That’s just per the calendar, of course. Because as of November 3 there is no reason to believe the Election will be over until (a) all ballot inspections, counts, and recounts are completed in all 50 states, (b) all challenges to the results are filed, argued, and decided in state and federal courts, (c) overweight militiamen shoot it out with – or in cooperation with – local, state, and federal law enforcement and the U.S. military, and (d) white smoke rises from the Vatican chimney.
Before complaining about how long elections take, remember: Ours is a young democracy that has only had 244 years to practice this voting stuff. Also consider that for most of that time women couldn’t practice their voting skills, and black residents (a.k.a “slaves”) took their lives in their hands if they tried. To this day, 30 percent or more of voters don’t vote regularly, so they get kind of rusty at it.
Yes, voting is hard for Americans, even without the confusion faced each year by millions of 18-year-old first-time voters who can’t be trusted to buy beer but who are suddenly asked to select the Leader of the Free World. We can’t expect kids to decipher multiple ballot measures and candidate qualifications, fill in dozens of those tiny circles and properly sign, seal, and deliver their ballot without years of practice doing it wrong. If the latest stats from our county Board of Education are correct, many of them can’t read well to begin with.

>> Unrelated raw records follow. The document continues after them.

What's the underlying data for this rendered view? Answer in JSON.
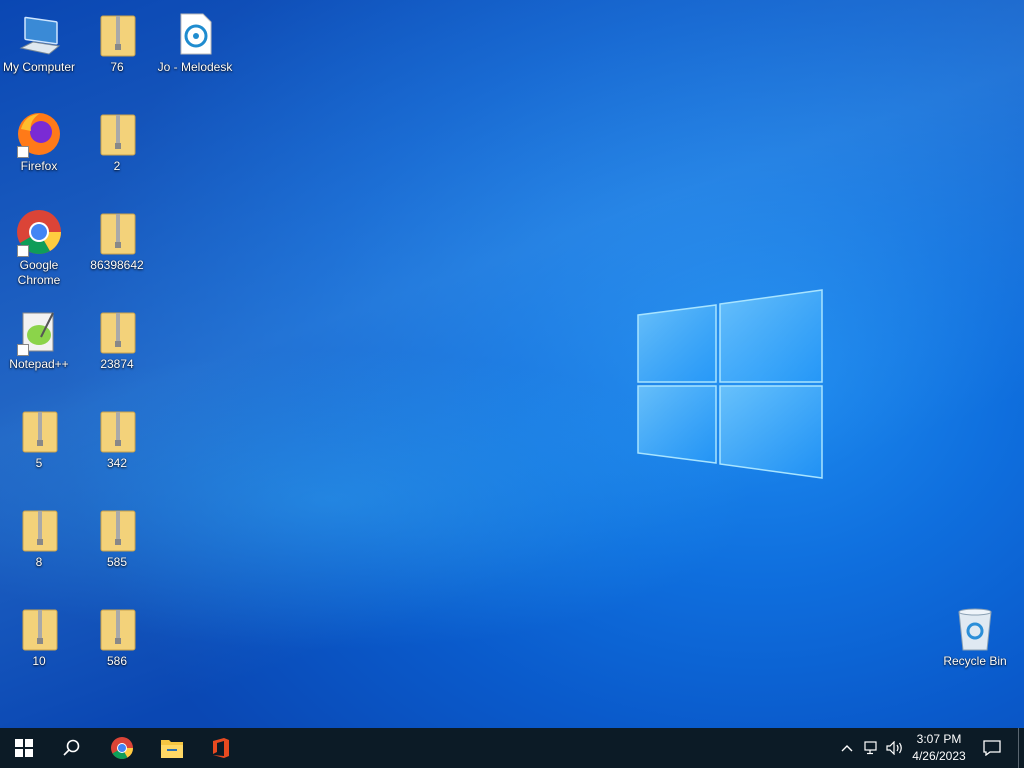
{
  "desktop": {
    "icons": {
      "my_computer": "My Computer",
      "zip_76": "76",
      "melodesk": "Jo - Melodesk",
      "firefox": "Firefox",
      "zip_2": "2",
      "chrome": "Google Chrome",
      "zip_86398642": "86398642",
      "notepadpp": "Notepad++",
      "zip_23874": "23874",
      "zip_5": "5",
      "zip_342": "342",
      "zip_8": "8",
      "zip_585": "585",
      "zip_10": "10",
      "zip_586": "586",
      "recycle_bin": "Recycle Bin"
    }
  },
  "taskbar": {
    "clock": {
      "time": "3:07 PM",
      "date": "4/26/2023"
    },
    "pinned": [
      "windows-start-icon",
      "search-icon",
      "chrome-icon",
      "file-explorer-icon",
      "office-icon"
    ]
  },
  "colors": {
    "accent": "#0a5acb",
    "taskbar": "#0c1b26"
  }
}
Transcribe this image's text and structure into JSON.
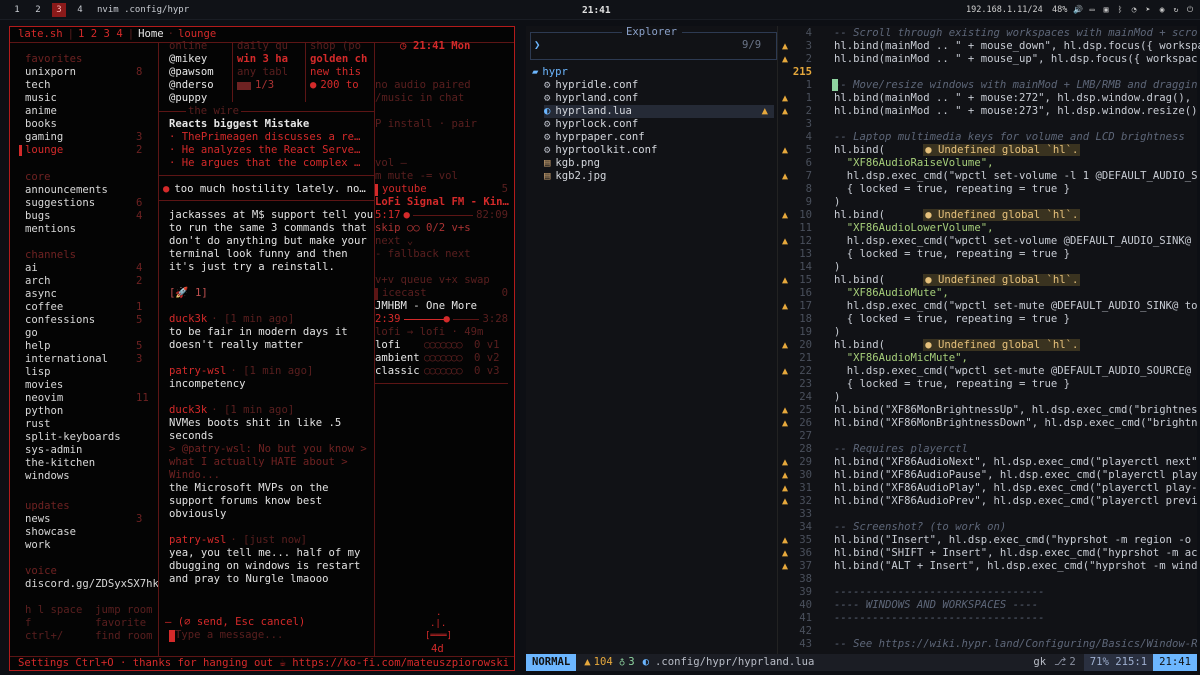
{
  "topbar": {
    "workspaces": [
      "1",
      "2",
      "3",
      "4"
    ],
    "active_workspace": "3",
    "title": "nvim .config/hypr",
    "clock": "21:41",
    "ip": "192.168.1.11/24",
    "battery": "48%"
  },
  "chat": {
    "app": "late.sh",
    "tabs": "1 2 3 4",
    "home": "Home",
    "room": "lounge",
    "sidebar": {
      "favorites_h": "favorites",
      "favorites": [
        [
          "unixporn",
          "8"
        ],
        [
          "tech",
          ""
        ],
        [
          "music",
          ""
        ],
        [
          "anime",
          ""
        ],
        [
          "books",
          ""
        ],
        [
          "gaming",
          "3"
        ],
        [
          "lounge",
          "2"
        ]
      ],
      "core_h": "core",
      "core": [
        [
          "announcements",
          ""
        ],
        [
          "suggestions",
          "6"
        ],
        [
          "bugs",
          "4"
        ],
        [
          "mentions",
          ""
        ]
      ],
      "channels_h": "channels",
      "channels": [
        [
          "ai",
          "4"
        ],
        [
          "arch",
          "2"
        ],
        [
          "async",
          ""
        ],
        [
          "coffee",
          "1"
        ],
        [
          "confessions",
          "5"
        ],
        [
          "go",
          ""
        ],
        [
          "help",
          "5"
        ],
        [
          "international",
          "3"
        ],
        [
          "lisp",
          ""
        ],
        [
          "movies",
          ""
        ],
        [
          "neovim",
          "11"
        ],
        [
          "python",
          ""
        ],
        [
          "rust",
          ""
        ],
        [
          "split-keyboards",
          ""
        ],
        [
          "sys-admin",
          ""
        ],
        [
          "the-kitchen",
          ""
        ],
        [
          "windows",
          ""
        ]
      ],
      "updates_h": "updates",
      "updates": [
        [
          "news",
          "3"
        ],
        [
          "showcase",
          ""
        ],
        [
          "work",
          ""
        ]
      ],
      "voice_h": "voice",
      "voice": "discord.gg/ZDSyxSX7hk",
      "help1": "h l space  jump room",
      "help2": "f          favorite",
      "help3": "ctrl+/     find room"
    },
    "online_h": "online",
    "online": [
      "@mikey",
      "@pawsom",
      "@nderso",
      "@puppy"
    ],
    "daily_h": "daily qu",
    "daily": [
      "win 3 ha",
      "any tabl",
      "1/3"
    ],
    "shop_h": "shop (po",
    "shop": [
      "golden ch",
      "new this",
      "200  to"
    ],
    "clock2": "21:41  Mon",
    "audio1": "no audio paired",
    "audio2": "/music in chat",
    "audio3": "P install · pair",
    "wire_h": "the wire",
    "wire_title": "Reacts biggest Mistake",
    "wire_items": [
      "· ThePrimeagen discusses a re…",
      "· He analyzes the React Serve…",
      "· He argues that the complex …"
    ],
    "banner": "too much hostility lately. no…",
    "vol_h": "vol  —",
    "vol1": "m mute  -= vol",
    "yt_h": "youtube",
    "yt_cnt": "5",
    "yt_track": "LoFi Signal FM - Kin…",
    "yt_time": "5:17",
    "yt_end": "82:09",
    "skip": "skip ○○ 0/2 v+s",
    "next": "next ⌄",
    "fallback": "- fallback next",
    "queue": "v+v queue  v+x swap",
    "icecast_h": "icecast",
    "icecast_cnt": "0",
    "ice_track": "JMHBM - One More",
    "ice_time": "2:39",
    "ice_end": "3:28",
    "lofi_route": "lofi → lofi · 49m",
    "genres": [
      [
        "lofi",
        "0 v1"
      ],
      [
        "ambient",
        "0 v2"
      ],
      [
        "classic",
        "0 v3"
      ]
    ],
    "messages": [
      {
        "nick": "",
        "ts": "",
        "text": "jackasses at M$ support tell you to run the same 3 commands that don't do anything but make your terminal look funny and then it's just try a reinstall.",
        "extra": "[🚀 1]"
      },
      {
        "nick": "duck3k",
        "ts": "· [1 min ago]",
        "text": "to be fair in modern days it doesn't really matter"
      },
      {
        "nick": "patry-wsl",
        "ts": "· [1 min ago]",
        "text": "incompetency"
      },
      {
        "nick": "duck3k",
        "ts": "· [1 min ago]",
        "text": "NVMes boots shit in like .5 seconds",
        "quote": "> @patry-wsl: No but you know > what I actually HATE about > Windo..."
      },
      {
        "nick": "",
        "ts": "",
        "text": "the Microsoft MVPs on the support forums know best obviously"
      },
      {
        "nick": "patry-wsl",
        "ts": "· [just now]",
        "text": "yea, you tell me... half of my dbugging on windows is restart and pray to Nurgle lmaooo"
      }
    ],
    "compose_h": "— (⌀ send, Esc cancel)",
    "compose": "Type a message...",
    "mascot_age": "4d",
    "footer": "Settings Ctrl+O · thanks for hanging out ☕ https://ko-fi.com/mateuszpiorowski"
  },
  "nvim": {
    "explorer_title": "Explorer",
    "explorer_count": "9/9",
    "folder": "hypr",
    "files": [
      "hypridle.conf",
      "hyprland.conf",
      "hyprland.lua",
      "hyprlock.conf",
      "hyprpaper.conf",
      "hyprtoolkit.conf",
      "kgb.png",
      "kgb2.jpg"
    ],
    "status_mode": "NORMAL",
    "status_warn": "104",
    "status_hint": "3",
    "status_path": ".config/hypr/hyprland.lua",
    "status_enc": "gk",
    "status_branch": "2",
    "status_pos": "71%  215:1",
    "status_clock": "21:41",
    "lines": [
      [
        "4",
        "-- Scroll through existing workspaces with mainMod + scro",
        "cm"
      ],
      [
        "3",
        "hl.bind(mainMod .. \" + mouse_down\", hl.dsp.focus({ workspa",
        ""
      ],
      [
        "2",
        "hl.bind(mainMod .. \" + mouse_up\", hl.dsp.focus({ workspac",
        ""
      ],
      [
        "215",
        "",
        ""
      ],
      [
        "1",
        "-- Move/resize windows with mainMod + LMB/RMB and draggin",
        "cm"
      ],
      [
        "1",
        "hl.bind(mainMod .. \" + mouse:272\", hl.dsp.window.drag(),",
        ""
      ],
      [
        "2",
        "hl.bind(mainMod .. \" + mouse:273\", hl.dsp.window.resize()",
        ""
      ],
      [
        "3",
        "",
        ""
      ],
      [
        "4",
        "-- Laptop multimedia keys for volume and LCD brightness",
        "cm"
      ],
      [
        "5",
        "hl.bind(      ● Undefined global `hl`.",
        "u"
      ],
      [
        "6",
        "  \"XF86AudioRaiseVolume\",",
        "s"
      ],
      [
        "7",
        "  hl.dsp.exec_cmd(\"wpctl set-volume -l 1 @DEFAULT_AUDIO_S",
        ""
      ],
      [
        "8",
        "  { locked = true, repeating = true }",
        ""
      ],
      [
        "9",
        ")",
        ""
      ],
      [
        "10",
        "hl.bind(      ● Undefined global `hl`.",
        "u"
      ],
      [
        "11",
        "  \"XF86AudioLowerVolume\",",
        "s"
      ],
      [
        "12",
        "  hl.dsp.exec_cmd(\"wpctl set-volume @DEFAULT_AUDIO_SINK@",
        ""
      ],
      [
        "13",
        "  { locked = true, repeating = true }",
        ""
      ],
      [
        "14",
        ")",
        ""
      ],
      [
        "15",
        "hl.bind(      ● Undefined global `hl`.",
        "u"
      ],
      [
        "16",
        "  \"XF86AudioMute\",",
        "s"
      ],
      [
        "17",
        "  hl.dsp.exec_cmd(\"wpctl set-mute @DEFAULT_AUDIO_SINK@ to",
        ""
      ],
      [
        "18",
        "  { locked = true, repeating = true }",
        ""
      ],
      [
        "19",
        ")",
        ""
      ],
      [
        "20",
        "hl.bind(      ● Undefined global `hl`.",
        "u"
      ],
      [
        "21",
        "  \"XF86AudioMicMute\",",
        "s"
      ],
      [
        "22",
        "  hl.dsp.exec_cmd(\"wpctl set-mute @DEFAULT_AUDIO_SOURCE@",
        ""
      ],
      [
        "23",
        "  { locked = true, repeating = true }",
        ""
      ],
      [
        "24",
        ")",
        ""
      ],
      [
        "25",
        "hl.bind(\"XF86MonBrightnessUp\", hl.dsp.exec_cmd(\"brightnes",
        ""
      ],
      [
        "26",
        "hl.bind(\"XF86MonBrightnessDown\", hl.dsp.exec_cmd(\"brightn",
        ""
      ],
      [
        "27",
        "",
        ""
      ],
      [
        "28",
        "-- Requires playerctl",
        "cm"
      ],
      [
        "29",
        "hl.bind(\"XF86AudioNext\", hl.dsp.exec_cmd(\"playerctl next\"",
        ""
      ],
      [
        "30",
        "hl.bind(\"XF86AudioPause\", hl.dsp.exec_cmd(\"playerctl play",
        ""
      ],
      [
        "31",
        "hl.bind(\"XF86AudioPlay\", hl.dsp.exec_cmd(\"playerctl play-",
        ""
      ],
      [
        "32",
        "hl.bind(\"XF86AudioPrev\", hl.dsp.exec_cmd(\"playerctl previ",
        ""
      ],
      [
        "33",
        "",
        ""
      ],
      [
        "34",
        "-- Screenshot? (to work on)",
        "cm"
      ],
      [
        "35",
        "hl.bind(\"Insert\", hl.dsp.exec_cmd(\"hyprshot -m region -o",
        ""
      ],
      [
        "36",
        "hl.bind(\"SHIFT + Insert\", hl.dsp.exec_cmd(\"hyprshot -m ac",
        ""
      ],
      [
        "37",
        "hl.bind(\"ALT + Insert\", hl.dsp.exec_cmd(\"hyprshot -m wind",
        ""
      ],
      [
        "38",
        "",
        ""
      ],
      [
        "39",
        "---------------------------------",
        "cm"
      ],
      [
        "40",
        "---- WINDOWS AND WORKSPACES ----",
        "cm"
      ],
      [
        "41",
        "---------------------------------",
        "cm"
      ],
      [
        "42",
        "",
        ""
      ],
      [
        "43",
        "-- See https://wiki.hypr.land/Configuring/Basics/Window-R",
        "cm"
      ]
    ]
  }
}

Fortunately, while the nation may still be aflame in leaderless chaos at press time our county Registrar has been able to post definitive results for a number of local races and ballot measures, and we can confirm a few of them here:

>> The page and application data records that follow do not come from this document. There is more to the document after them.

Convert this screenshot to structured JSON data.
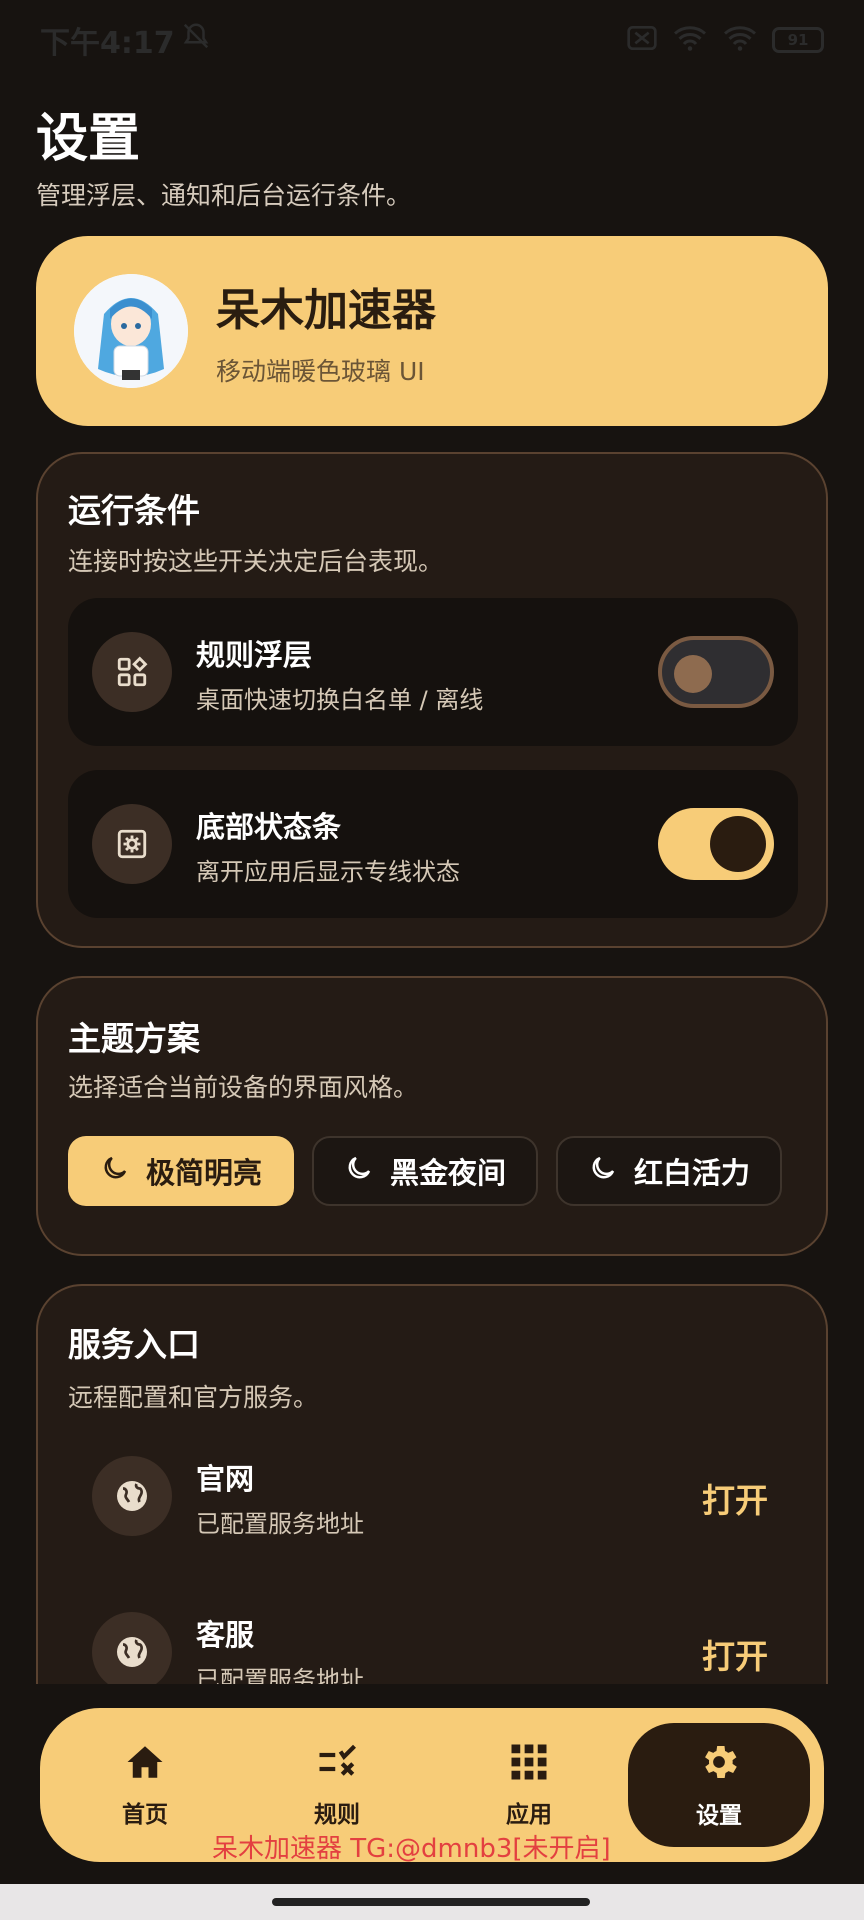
{
  "status_bar": {
    "time": "下午4:17",
    "battery": "91"
  },
  "page": {
    "title": "设置",
    "subtitle": "管理浮层、通知和后台运行条件。"
  },
  "profile": {
    "name": "呆木加速器",
    "desc": "移动端暖色玻璃 UI"
  },
  "run_conditions": {
    "title": "运行条件",
    "subtitle": "连接时按这些开关决定后台表现。",
    "items": [
      {
        "title": "规则浮层",
        "desc": "桌面快速切换白名单 / 离线",
        "enabled": false
      },
      {
        "title": "底部状态条",
        "desc": "离开应用后显示专线状态",
        "enabled": true
      }
    ]
  },
  "theme": {
    "title": "主题方案",
    "subtitle": "选择适合当前设备的界面风格。",
    "options": [
      "极简明亮",
      "黑金夜间",
      "红白活力"
    ],
    "selected": "极简明亮"
  },
  "services": {
    "title": "服务入口",
    "subtitle": "远程配置和官方服务。",
    "items": [
      {
        "title": "官网",
        "desc": "已配置服务地址",
        "action": "打开"
      },
      {
        "title": "客服",
        "desc": "已配置服务地址",
        "action": "打开"
      }
    ]
  },
  "nav": {
    "items": [
      "首页",
      "规则",
      "应用",
      "设置"
    ],
    "active": "设置"
  },
  "watermark": "呆木加速器 TG:@dmnb3[未开启]",
  "colors": {
    "accent": "#f7cc78",
    "background": "#171310",
    "card": "#241b15"
  }
}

* Two seats on Sonoma’s City Council were filled before polls opened because the candidates ran unopposed. This demonstrates the election efficiencies that are possible when the job description requires the “Ability to endure endless bitching and solve intractable civic problems without a budget and for no pay.”
* Unless a trove of uncounted “No” ballots turns up in a local creek, Measure P has passed overwhelmingly, strengthening the ability of the Independent Office of Law Enforcement Review and Oversight (IOLERO) to pry information from the Sheriff’s Office related to citizen complaints of brutality, stupidity, etc. The Sheriff has reacted to calls for greater transparency by vowing to overturn Measure P in court while insisting he would cooperate with IOLERO if only he could provide his input. That he has not seriously engaged with IOLERO for five years may be due to the complex demands of Daylight Savings Time (“Spring ahead, Fall back”) on his busy schedule.
* Lastly, City of Sonoma voters renewed the City’s Urban Growth Boundary (Measure W) to prevent urban sprawl. Opponents of Measure W say it is “racist” and blocks efforts to build affordable housing in “green” areas outside city limits. UGB supporters, believing affordable housing should be built inside the city and offended by charges of racism, have responded with graphic but race-neutral hand gestures.
Mercifully, the 2020 elections are finally over and a New Year is coming! How… exciting?